## What the task asks
Go through the entries below and pick out every line with "title".

Records excerpted from a collection:

----------

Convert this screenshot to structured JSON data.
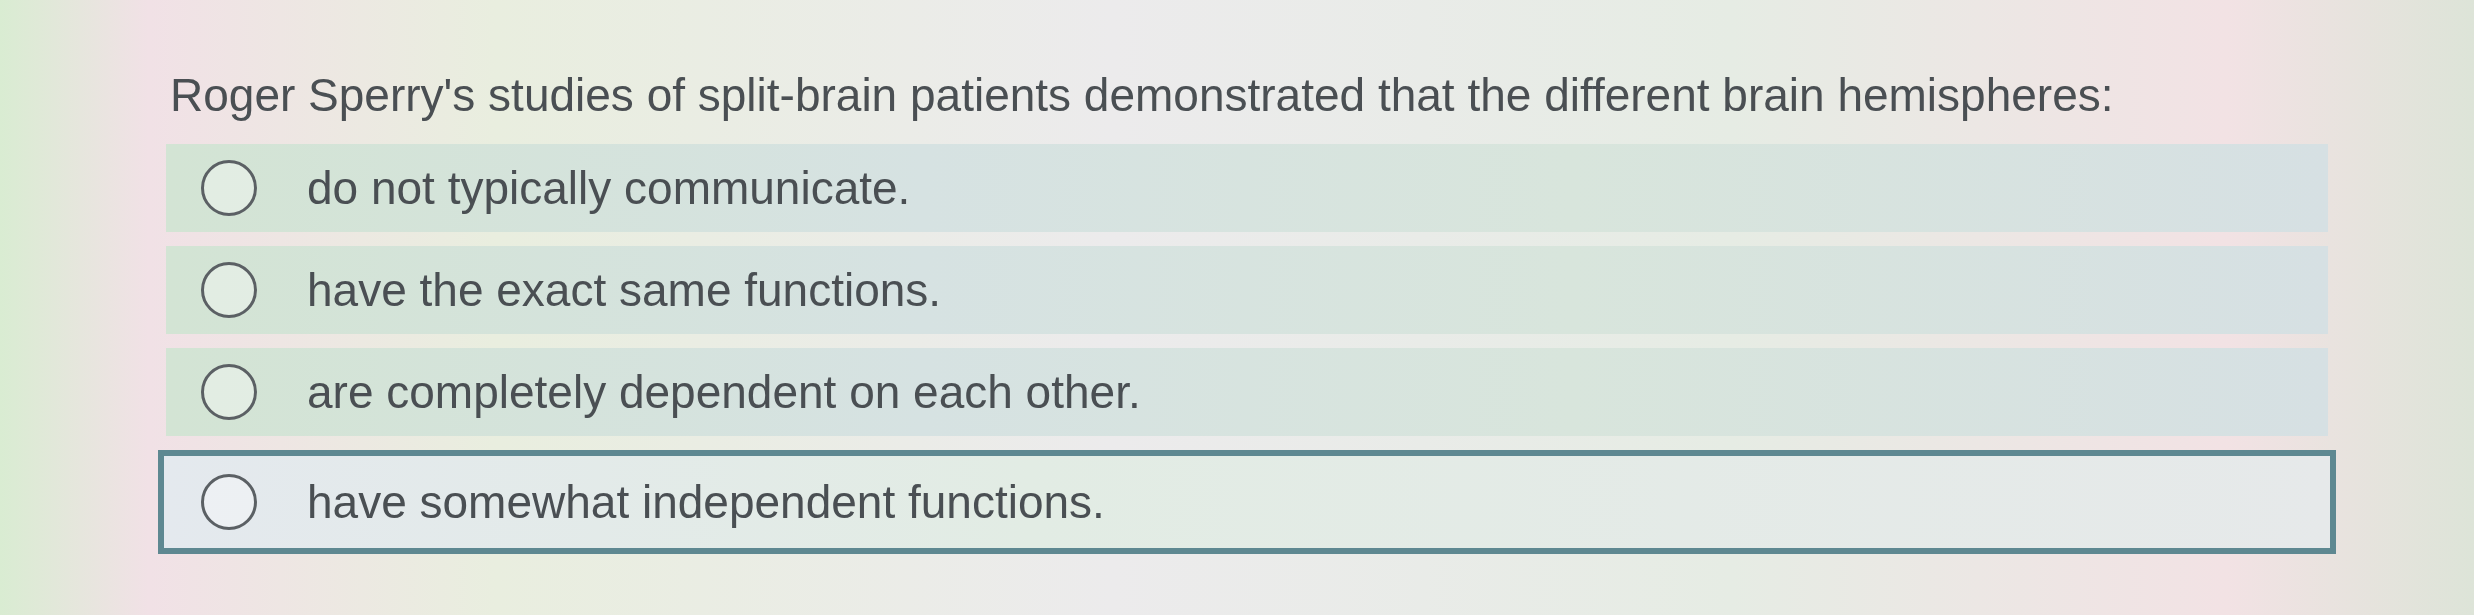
{
  "question": {
    "text": "Roger Sperry's studies of split-brain patients demonstrated that the different brain hemispheres:"
  },
  "options": [
    {
      "label": "do not typically communicate.",
      "selected": false,
      "focused": false
    },
    {
      "label": "have the exact same functions.",
      "selected": false,
      "focused": false
    },
    {
      "label": "are completely dependent on each other.",
      "selected": false,
      "focused": false
    },
    {
      "label": "have somewhat independent functions.",
      "selected": false,
      "focused": true
    }
  ]
}
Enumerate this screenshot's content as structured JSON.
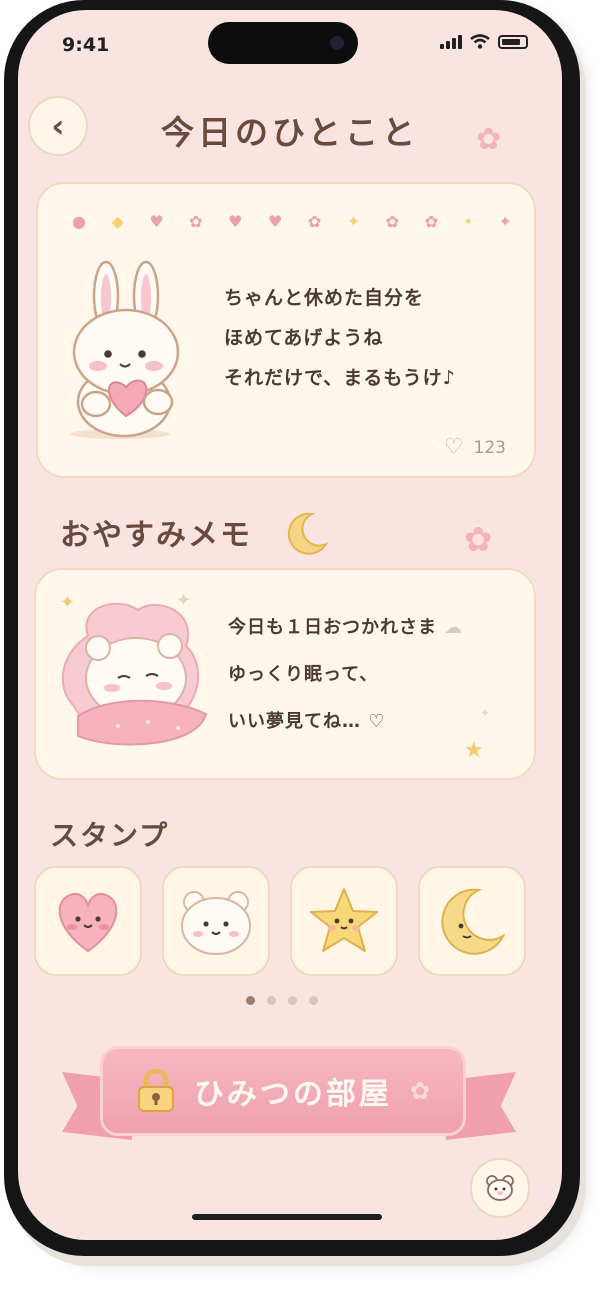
{
  "status_bar": {
    "time": "9:41"
  },
  "header": {
    "title": "今日のひとこと",
    "back_icon": "chevron-left-icon"
  },
  "daily_card": {
    "lines": [
      "ちゃんと休めた自分を",
      "ほめてあげようね",
      "それだけで、まるもうけ♪"
    ],
    "like_count": "123"
  },
  "sleep_section": {
    "title": "おやすみメモ",
    "lines": [
      "今日も１日おつかれさま",
      "ゆっくり眠って、",
      "いい夢見てね… ♡"
    ]
  },
  "stamps": {
    "title": "スタンプ",
    "items": [
      "heart-face-icon",
      "bear-face-icon",
      "star-face-icon",
      "crescent-moon-icon"
    ],
    "page_count": 4,
    "active_page": 1
  },
  "secret_room": {
    "label": "ひみつの部屋"
  },
  "colors": {
    "background": "#f9e4e2",
    "card": "#fff7e9",
    "text_brown": "#6b4a3e",
    "pink": "#ef9fad",
    "yellow": "#f2cd6f"
  }
}
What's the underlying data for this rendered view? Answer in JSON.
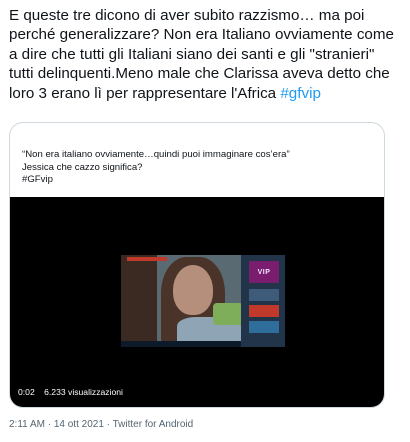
{
  "tweet": {
    "text": "E queste tre dicono di aver subito razzismo… ma poi perché generalizzare? Non era Italiano ovviamente come a dire che tutti gli Italiani siano dei santi e gli \"stranieri\" tutti delinquenti.Meno male che Clarissa aveva detto che loro 3 erano lì per rappresentare l'Africa ",
    "hashtag": "#gfvip"
  },
  "quoted": {
    "line1": "“Non era italiano ovviamente…quindi puoi immaginare cos’era”",
    "line2": "Jessica che cazzo significa?",
    "line3": "#GFvip"
  },
  "video": {
    "time": "0:02",
    "views": "6.233 visualizzazioni",
    "overlay_logo": "VIP"
  },
  "meta": {
    "time": "2:11 AM",
    "separator1": " · ",
    "date": "14 ott 2021",
    "separator2": " · ",
    "source": "Twitter for Android"
  }
}
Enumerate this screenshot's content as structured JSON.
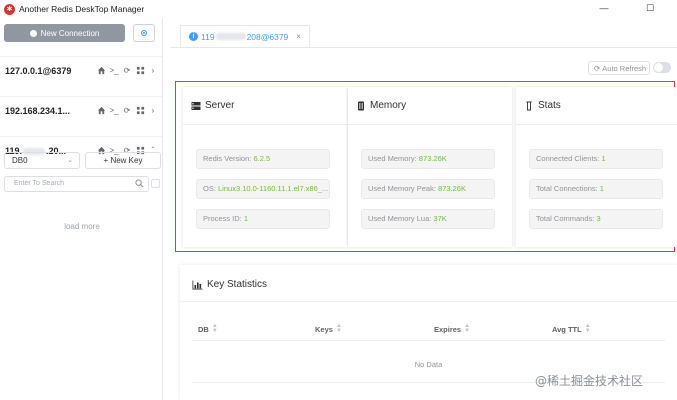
{
  "window": {
    "title": "Another Redis DeskTop Manager",
    "logo_icon": "redis-logo-icon"
  },
  "sidebar": {
    "new_connection_label": "New Connection",
    "connections": [
      {
        "name": "127.0.0.1@6379"
      },
      {
        "name": "192.168.234.1..."
      },
      {
        "name_prefix": "119.",
        "name_suffix": ".20..."
      }
    ],
    "db_select": {
      "value": "DB0"
    },
    "new_key_label": "+ New Key",
    "search_placeholder": "Enter To Search",
    "load_more_label": "load more"
  },
  "tab": {
    "prefix": "119",
    "suffix": "208@6379",
    "close_glyph": "×"
  },
  "toolbar": {
    "auto_refresh_label": "Auto Refresh",
    "auto_refresh_on": false
  },
  "cards": {
    "server": {
      "title": "Server",
      "items": [
        {
          "label": "Redis Version: ",
          "value": "6.2.5"
        },
        {
          "label": "OS: ",
          "value": "Linux3.10.0-1160.11.1.el7.x86_..."
        },
        {
          "label": "Process ID: ",
          "value": "1"
        }
      ]
    },
    "memory": {
      "title": "Memory",
      "items": [
        {
          "label": "Used Memory: ",
          "value": "873.26K"
        },
        {
          "label": "Used Memory Peak: ",
          "value": "873.26K"
        },
        {
          "label": "Used Memory Lua: ",
          "value": "37K"
        }
      ]
    },
    "stats": {
      "title": "Stats",
      "items": [
        {
          "label": "Connected Clients: ",
          "value": "1"
        },
        {
          "label": "Total Connections: ",
          "value": "1"
        },
        {
          "label": "Total Commands: ",
          "value": "3"
        }
      ]
    }
  },
  "key_statistics": {
    "title": "Key Statistics",
    "columns": [
      "DB",
      "Keys",
      "Expires",
      "Avg TTL"
    ],
    "empty_text": "No Data"
  },
  "watermark": "@稀土掘金技术社区",
  "colors": {
    "accent": "#409eff",
    "value_green": "#67c23a",
    "highlight_red": "#e03a3a"
  }
}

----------

## Result of this task
    "title": "今日のひとこと",
    "title": "おやすみメモ",
    "title": "スタンプ",
    "title": "Another Redis DeskTop Manager",
      "title": "Server",
      "title": "Memory",
      "title": "Stats",
    "title": "Key Statistics",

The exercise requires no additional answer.